TV Report Blames Agents – Take Steps to Prevent Wire Fraud
An NBC news report claims that “realtors’” negligent use of free email accounts create the risk of wire fraud. The scenario is simple: A thief fooled a buyer into following phony wiring instructions by using an agent’s spoofed email address.
Here are the real and fake emails side by side:
Not spotting the difference (a single “r”), and believing the email was sent from her agent, the buyer followed the fake instructions and wired $85,000 to the criminal.
The news report quotes from anFBI Alertfrom 2017 that advised businesses to avoid free web-based e-mail accounts. The Alert recommended establishing a company domain name and using it to create company e-mail accounts in lieu of free, web-based accounts.
What could have prevented the scam?
Following the advice in the Wire Fraud Advisory form (C.A.R. form WFA) would have almost certainly thwarted this scam. The WFA advises the client to:
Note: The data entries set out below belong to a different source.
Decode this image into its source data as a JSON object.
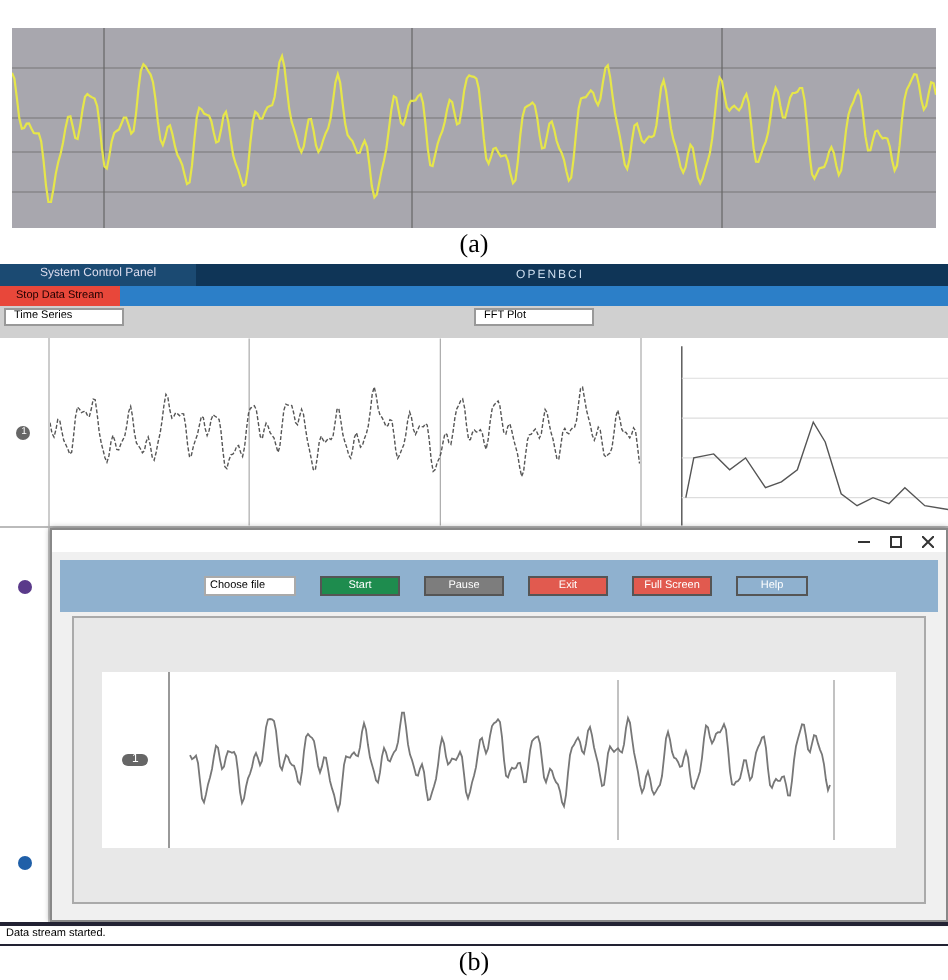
{
  "figure_a": {
    "caption": "(a)"
  },
  "app": {
    "header_title": "System Control Panel",
    "logo": "OPENBCI",
    "stop_button": "Stop Data Stream",
    "widget_left": "Time Series",
    "widget_right": "FFT Plot",
    "channel_badge": "1",
    "popup": {
      "file_select": "Choose file",
      "buttons": [
        {
          "label": "Start",
          "kind": "start"
        },
        {
          "label": "Pause",
          "kind": "pause"
        },
        {
          "label": "Exit",
          "kind": "stop"
        },
        {
          "label": "Full Screen",
          "kind": "stop"
        },
        {
          "label": "Help",
          "kind": "outline"
        }
      ],
      "channel_badge": "1"
    },
    "status": "Data stream started."
  },
  "figure_b": {
    "caption": "(b)"
  }
}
1. Obtain phone numbers and account numbers only from Escrow Officers at the beginning of the transaction. 2. Do not ever wire funds unless you have called to confirm the instructions with the phone numbers you were provided with at the beginning of the transaction. 3. Orally confirm that the wiring instructions are legitimate. 4. Avoid sending personal information in emails or texts. Provide that information over the telephone directly to the escrow officer. 5. Take steps to secure email systems such as passwords, secure WiFi and not using free services.
Furthermore, although you should avoid sending personal information by email or text, using zipCommunity™ to communicate sensitive data with a client provides much greater security than the use of a free web-based e-mail account. This efficient and secure member benefit can be launched from zipForm® Plus at any time by clicking on the SHARE button.
Cyber-security requires more than a single prevention technique.
Even though this news report highlighted the role of free web-based e-mail accounts, agents and brokers should understand that there is no single prevention technique and that avoiding use of free email accounts is only one of many suggested cyber-security precautions. Indeed, the FBI Alert listed 14 bulleted self-protection strategies including:
• Be suspicious of requests for secrecy or pressure to take action quickly. • Consider implementing two-factor authentication for corporate e-mail accounts. Two-factor authentication mitigates the threat of a subject gaining access to an employee’s e-mail account through a compromised password by requiring two pieces of information to log in: (1) something you know (a password) and (2) something you have (such as a dynamic PIN or code). • Register all company domains that are slightly different than the actual company domain. • Know the habits of your customers, including the details of, reasons behind, and amount of payments. • Carefully scrutinize all e-mail requests for transfers of funds to determine if the requests are out of the ordinary.